=== RAW DATA ===
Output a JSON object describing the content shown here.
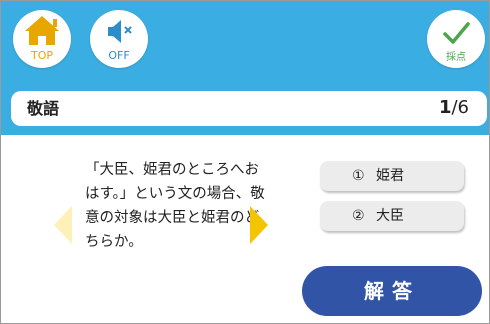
{
  "header": {
    "top_button": {
      "label": "TOP",
      "icon": "home-icon"
    },
    "sound_button": {
      "label": "OFF",
      "icon": "speaker-muted-icon"
    },
    "grade_button": {
      "label": "採点",
      "icon": "checkmark-icon"
    }
  },
  "title_bar": {
    "title": "敬語",
    "current": "1",
    "total": "/6"
  },
  "question": {
    "text": "「大臣、姫君のところへおはす。」という文の場合、敬意の対象は大臣と姫君のどちらか。"
  },
  "navigation": {
    "prev_icon": "arrow-left-icon",
    "next_icon": "arrow-right-icon"
  },
  "choices": [
    {
      "num": "①",
      "label": "姫君"
    },
    {
      "num": "②",
      "label": "大臣"
    }
  ],
  "answer_button": {
    "label": "解答"
  },
  "colors": {
    "header_bg": "#3aaee2",
    "answer_bg": "#3254a6",
    "arrow_next": "#f4c400",
    "arrow_prev": "#fdf0b8",
    "top_icon": "#e8a600",
    "check_icon": "#4aa64a"
  }
}
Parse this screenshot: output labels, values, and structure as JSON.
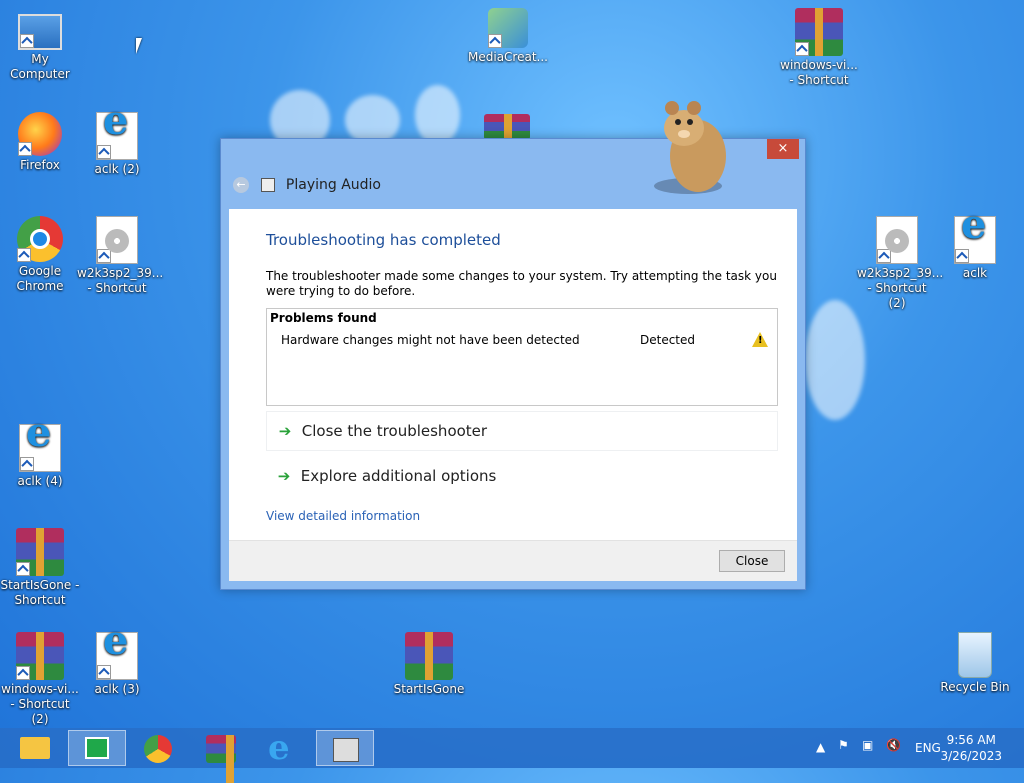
{
  "desktop": {
    "icons": [
      {
        "label": "My Computer"
      },
      {
        "label": "MediaCreat..."
      },
      {
        "label": "windows-vi... - Shortcut"
      },
      {
        "label": "Firefox"
      },
      {
        "label": "aclk (2)"
      },
      {
        "label": "Google Chrome"
      },
      {
        "label": "w2k3sp2_39... - Shortcut"
      },
      {
        "label": "w2k3sp2_39... - Shortcut (2)"
      },
      {
        "label": "aclk"
      },
      {
        "label": "aclk (4)"
      },
      {
        "label": "StartIsGone - Shortcut"
      },
      {
        "label": "windows-vi... - Shortcut (2)"
      },
      {
        "label": "aclk (3)"
      },
      {
        "label": "StartIsGone"
      },
      {
        "label": "Recycle Bin"
      }
    ]
  },
  "dialog": {
    "title": "Playing Audio",
    "close_glyph": "×",
    "heading": "Troubleshooting has completed",
    "description": "The troubleshooter made some changes to your system. Try attempting the task you were trying to do before.",
    "problems": {
      "header": "Problems found",
      "rows": [
        {
          "problem": "Hardware changes might not have been detected",
          "status": "Detected"
        }
      ]
    },
    "options": [
      {
        "label": "Close the troubleshooter"
      },
      {
        "label": "Explore additional options"
      }
    ],
    "link": "View detailed information",
    "close_button": "Close"
  },
  "taskbar": {
    "language": "ENG",
    "time": "9:56 AM",
    "date": "3/26/2023"
  }
}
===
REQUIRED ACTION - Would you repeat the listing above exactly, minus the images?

WRITTEN ANSWER -
Output a JSON object describing the content shown here.
{
  "header": {
    "top_button": {
      "label": "TOP",
      "icon": "home-icon"
    },
    "sound_button": {
      "label": "OFF",
      "icon": "speaker-muted-icon"
    },
    "grade_button": {
      "label": "採点",
      "icon": "checkmark-icon"
    }
  },
  "title_bar": {
    "title": "敬語",
    "current": "1",
    "total": "/6"
  },
  "question": {
    "text": "「大臣、姫君のところへおはす。」という文の場合、敬意の対象は大臣と姫君のどちらか。"
  },
  "navigation": {
    "prev_icon": "arrow-left-icon",
    "next_icon": "arrow-right-icon"
  },
  "choices": [
    {
      "num": "①",
      "label": "姫君"
    },
    {
      "num": "②",
      "label": "大臣"
    }
  ],
  "answer_button": {
    "label": "解答"
  },
  "colors": {
    "header_bg": "#3aaee2",
    "answer_bg": "#3254a6",
    "arrow_next": "#f4c400",
    "arrow_prev": "#fdf0b8",
    "top_icon": "#e8a600",
    "check_icon": "#4aa64a"
  }
}
Parse this screenshot: output labels, values, and structure as JSON.
{
  "desktop": {
    "icons": [
      {
        "label": "My Computer"
      },
      {
        "label": "MediaCreat..."
      },
      {
        "label": "windows-vi... - Shortcut"
      },
      {
        "label": "Firefox"
      },
      {
        "label": "aclk (2)"
      },
      {
        "label": "Google Chrome"
      },
      {
        "label": "w2k3sp2_39... - Shortcut"
      },
      {
        "label": "w2k3sp2_39... - Shortcut (2)"
      },
      {
        "label": "aclk"
      },
      {
        "label": "aclk (4)"
      },
      {
        "label": "StartIsGone - Shortcut"
      },
      {
        "label": "windows-vi... - Shortcut (2)"
      },
      {
        "label": "aclk (3)"
      },
      {
        "label": "StartIsGone"
      },
      {
        "label": "Recycle Bin"
      }
    ]
  },
  "dialog": {
    "title": "Playing Audio",
    "close_glyph": "×",
    "heading": "Troubleshooting has completed",
    "description": "The troubleshooter made some changes to your system. Try attempting the task you were trying to do before.",
    "problems": {
      "header": "Problems found",
      "rows": [
        {
          "problem": "Hardware changes might not have been detected",
          "status": "Detected"
        }
      ]
    },
    "options": [
      {
        "label": "Close the troubleshooter"
      },
      {
        "label": "Explore additional options"
      }
    ],
    "link": "View detailed information",
    "close_button": "Close"
  },
  "taskbar": {
    "language": "ENG",
    "time": "9:56 AM",
    "date": "3/26/2023"
  }
}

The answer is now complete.